Input material ::
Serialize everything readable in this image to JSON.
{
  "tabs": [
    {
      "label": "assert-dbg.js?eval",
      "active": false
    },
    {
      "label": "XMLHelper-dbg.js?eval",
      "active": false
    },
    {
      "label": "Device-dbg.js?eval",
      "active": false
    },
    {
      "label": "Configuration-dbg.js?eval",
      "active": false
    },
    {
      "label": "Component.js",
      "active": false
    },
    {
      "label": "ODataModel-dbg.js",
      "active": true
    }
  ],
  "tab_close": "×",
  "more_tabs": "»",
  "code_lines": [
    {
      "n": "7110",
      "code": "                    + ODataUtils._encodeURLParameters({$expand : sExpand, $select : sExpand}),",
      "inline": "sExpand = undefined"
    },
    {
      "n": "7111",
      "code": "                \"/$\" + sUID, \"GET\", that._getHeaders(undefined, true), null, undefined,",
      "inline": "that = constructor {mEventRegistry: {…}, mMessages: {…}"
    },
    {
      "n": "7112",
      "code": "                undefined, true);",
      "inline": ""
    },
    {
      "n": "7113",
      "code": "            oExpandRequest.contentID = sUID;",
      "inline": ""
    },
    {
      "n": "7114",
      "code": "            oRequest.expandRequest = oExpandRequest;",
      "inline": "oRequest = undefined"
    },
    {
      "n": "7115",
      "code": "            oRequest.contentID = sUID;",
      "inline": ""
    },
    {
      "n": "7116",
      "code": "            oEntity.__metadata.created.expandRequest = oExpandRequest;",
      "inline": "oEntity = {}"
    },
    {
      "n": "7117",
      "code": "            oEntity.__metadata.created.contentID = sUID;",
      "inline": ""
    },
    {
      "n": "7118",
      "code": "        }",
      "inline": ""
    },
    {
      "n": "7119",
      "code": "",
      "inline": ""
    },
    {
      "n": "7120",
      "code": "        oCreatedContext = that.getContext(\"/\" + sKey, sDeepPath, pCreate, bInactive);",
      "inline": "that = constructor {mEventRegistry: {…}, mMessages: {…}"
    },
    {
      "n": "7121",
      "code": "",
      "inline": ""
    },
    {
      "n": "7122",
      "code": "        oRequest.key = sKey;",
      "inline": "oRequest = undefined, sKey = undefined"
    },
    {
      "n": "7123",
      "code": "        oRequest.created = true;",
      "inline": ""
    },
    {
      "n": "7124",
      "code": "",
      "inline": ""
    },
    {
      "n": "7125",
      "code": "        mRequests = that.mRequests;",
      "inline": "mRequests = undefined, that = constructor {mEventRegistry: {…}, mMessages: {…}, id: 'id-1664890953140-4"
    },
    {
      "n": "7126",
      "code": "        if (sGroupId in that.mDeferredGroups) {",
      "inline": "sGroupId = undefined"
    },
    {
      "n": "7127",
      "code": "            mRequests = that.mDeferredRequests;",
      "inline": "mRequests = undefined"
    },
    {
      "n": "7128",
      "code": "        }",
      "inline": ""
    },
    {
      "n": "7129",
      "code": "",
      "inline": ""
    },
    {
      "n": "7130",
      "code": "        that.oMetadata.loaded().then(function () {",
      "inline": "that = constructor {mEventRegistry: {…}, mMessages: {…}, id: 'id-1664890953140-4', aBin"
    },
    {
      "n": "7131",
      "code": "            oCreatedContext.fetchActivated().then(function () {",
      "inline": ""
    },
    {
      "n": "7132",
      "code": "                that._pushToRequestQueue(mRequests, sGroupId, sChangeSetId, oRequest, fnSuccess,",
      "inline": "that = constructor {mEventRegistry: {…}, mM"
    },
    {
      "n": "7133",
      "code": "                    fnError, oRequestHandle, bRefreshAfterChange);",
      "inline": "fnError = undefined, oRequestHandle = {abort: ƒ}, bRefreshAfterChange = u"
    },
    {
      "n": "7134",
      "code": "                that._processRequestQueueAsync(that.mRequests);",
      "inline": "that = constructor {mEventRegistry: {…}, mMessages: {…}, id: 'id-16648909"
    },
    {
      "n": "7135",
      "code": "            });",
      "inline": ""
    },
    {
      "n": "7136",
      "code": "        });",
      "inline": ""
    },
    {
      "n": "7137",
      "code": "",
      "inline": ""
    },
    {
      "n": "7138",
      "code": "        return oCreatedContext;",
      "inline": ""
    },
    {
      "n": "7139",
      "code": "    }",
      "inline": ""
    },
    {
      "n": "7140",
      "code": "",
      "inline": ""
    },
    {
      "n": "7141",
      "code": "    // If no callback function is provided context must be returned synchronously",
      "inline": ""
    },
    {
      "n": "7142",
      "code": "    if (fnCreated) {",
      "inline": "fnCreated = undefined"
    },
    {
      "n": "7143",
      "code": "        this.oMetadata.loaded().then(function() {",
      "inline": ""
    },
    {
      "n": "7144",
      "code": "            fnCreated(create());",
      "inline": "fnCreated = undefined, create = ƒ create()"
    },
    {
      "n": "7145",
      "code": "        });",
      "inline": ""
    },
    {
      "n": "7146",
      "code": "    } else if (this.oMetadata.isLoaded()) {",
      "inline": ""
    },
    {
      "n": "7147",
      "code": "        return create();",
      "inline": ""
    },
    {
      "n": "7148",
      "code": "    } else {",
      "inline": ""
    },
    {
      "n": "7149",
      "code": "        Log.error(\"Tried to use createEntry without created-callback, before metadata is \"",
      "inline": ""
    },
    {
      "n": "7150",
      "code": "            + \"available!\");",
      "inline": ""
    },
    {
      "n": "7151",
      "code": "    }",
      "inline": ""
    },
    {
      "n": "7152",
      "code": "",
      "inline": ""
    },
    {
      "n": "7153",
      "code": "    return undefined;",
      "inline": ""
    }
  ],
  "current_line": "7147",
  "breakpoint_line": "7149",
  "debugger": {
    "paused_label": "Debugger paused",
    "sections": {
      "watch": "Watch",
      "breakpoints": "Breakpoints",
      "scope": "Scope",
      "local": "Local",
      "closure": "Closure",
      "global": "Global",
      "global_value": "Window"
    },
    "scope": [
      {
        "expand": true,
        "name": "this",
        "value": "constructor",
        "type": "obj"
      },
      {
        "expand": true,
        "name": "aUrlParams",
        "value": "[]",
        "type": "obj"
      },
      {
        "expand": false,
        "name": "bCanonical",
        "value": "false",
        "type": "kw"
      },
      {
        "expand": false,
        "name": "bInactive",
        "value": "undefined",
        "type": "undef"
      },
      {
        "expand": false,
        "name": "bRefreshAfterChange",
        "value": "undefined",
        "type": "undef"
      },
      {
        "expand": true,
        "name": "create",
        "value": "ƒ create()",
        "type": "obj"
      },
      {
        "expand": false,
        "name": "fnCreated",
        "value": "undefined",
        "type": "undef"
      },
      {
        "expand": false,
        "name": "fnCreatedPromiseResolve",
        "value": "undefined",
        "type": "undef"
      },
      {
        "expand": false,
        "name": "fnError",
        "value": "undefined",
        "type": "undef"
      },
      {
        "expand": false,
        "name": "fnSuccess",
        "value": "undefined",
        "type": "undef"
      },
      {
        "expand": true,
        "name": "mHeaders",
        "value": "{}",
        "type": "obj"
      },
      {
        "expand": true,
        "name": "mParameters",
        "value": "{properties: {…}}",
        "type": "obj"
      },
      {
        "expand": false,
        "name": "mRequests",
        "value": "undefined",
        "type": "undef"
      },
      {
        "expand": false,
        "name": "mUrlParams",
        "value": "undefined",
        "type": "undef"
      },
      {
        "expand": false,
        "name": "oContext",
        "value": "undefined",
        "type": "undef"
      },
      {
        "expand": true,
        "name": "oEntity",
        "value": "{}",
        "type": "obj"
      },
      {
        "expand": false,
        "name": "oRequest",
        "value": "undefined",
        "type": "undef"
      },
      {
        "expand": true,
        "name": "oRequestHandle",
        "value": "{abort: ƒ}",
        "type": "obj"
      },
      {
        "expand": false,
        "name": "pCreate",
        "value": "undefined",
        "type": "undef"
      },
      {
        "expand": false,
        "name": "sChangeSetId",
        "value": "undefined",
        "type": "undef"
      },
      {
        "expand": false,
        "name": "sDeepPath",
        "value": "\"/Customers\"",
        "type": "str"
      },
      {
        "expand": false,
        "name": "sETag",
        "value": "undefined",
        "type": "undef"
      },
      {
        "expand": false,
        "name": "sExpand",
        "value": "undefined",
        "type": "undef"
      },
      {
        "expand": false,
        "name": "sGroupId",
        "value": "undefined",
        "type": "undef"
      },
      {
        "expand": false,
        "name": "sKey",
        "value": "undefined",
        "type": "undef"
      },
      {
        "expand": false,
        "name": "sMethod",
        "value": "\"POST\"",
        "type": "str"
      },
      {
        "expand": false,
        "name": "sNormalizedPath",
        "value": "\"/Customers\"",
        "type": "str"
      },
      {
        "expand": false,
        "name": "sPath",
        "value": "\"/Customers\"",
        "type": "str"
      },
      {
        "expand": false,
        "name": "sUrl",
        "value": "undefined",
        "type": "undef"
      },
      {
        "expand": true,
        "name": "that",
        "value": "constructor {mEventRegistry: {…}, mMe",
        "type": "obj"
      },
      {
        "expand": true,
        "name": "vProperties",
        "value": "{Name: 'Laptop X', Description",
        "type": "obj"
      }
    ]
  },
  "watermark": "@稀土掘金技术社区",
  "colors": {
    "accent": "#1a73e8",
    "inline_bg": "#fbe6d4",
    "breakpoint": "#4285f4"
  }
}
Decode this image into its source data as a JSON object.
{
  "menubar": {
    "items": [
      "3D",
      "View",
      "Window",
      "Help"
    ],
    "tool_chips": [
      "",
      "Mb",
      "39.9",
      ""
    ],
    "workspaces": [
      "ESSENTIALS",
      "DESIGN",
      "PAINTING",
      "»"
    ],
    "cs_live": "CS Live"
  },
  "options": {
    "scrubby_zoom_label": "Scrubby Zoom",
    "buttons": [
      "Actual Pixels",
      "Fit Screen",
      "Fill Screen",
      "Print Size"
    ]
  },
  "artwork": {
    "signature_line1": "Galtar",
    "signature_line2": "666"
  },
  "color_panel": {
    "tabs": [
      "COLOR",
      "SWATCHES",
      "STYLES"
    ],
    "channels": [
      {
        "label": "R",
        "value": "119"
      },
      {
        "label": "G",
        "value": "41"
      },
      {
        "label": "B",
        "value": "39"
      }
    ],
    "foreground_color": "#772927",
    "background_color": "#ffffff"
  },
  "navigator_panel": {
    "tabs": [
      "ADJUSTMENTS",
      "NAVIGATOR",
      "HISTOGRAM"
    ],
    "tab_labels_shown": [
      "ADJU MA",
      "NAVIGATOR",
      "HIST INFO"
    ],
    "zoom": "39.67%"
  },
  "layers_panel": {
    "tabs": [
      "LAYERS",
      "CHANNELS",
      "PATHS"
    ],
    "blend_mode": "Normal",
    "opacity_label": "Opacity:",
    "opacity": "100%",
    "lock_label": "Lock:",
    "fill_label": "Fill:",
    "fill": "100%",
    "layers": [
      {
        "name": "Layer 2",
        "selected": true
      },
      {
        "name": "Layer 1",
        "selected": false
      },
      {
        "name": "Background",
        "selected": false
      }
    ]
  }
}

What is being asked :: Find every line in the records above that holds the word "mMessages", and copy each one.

Result ::
      "inline": "that = constructor {mEventRegistry: {…}, mMessages: {…}"
      "inline": "that = constructor {mEventRegistry: {…}, mMessages: {…}"
      "inline": "mRequests = undefined, that = constructor {mEventRegistry: {…}, mMessages: {…}, id: 'id-1664890953140-4"
      "inline": "that = constructor {mEventRegistry: {…}, mMessages: {…}, id: 'id-1664890953140-4', aBin"
      "inline": "that = constructor {mEventRegistry: {…}, mMessages: {…}, id: 'id-16648909"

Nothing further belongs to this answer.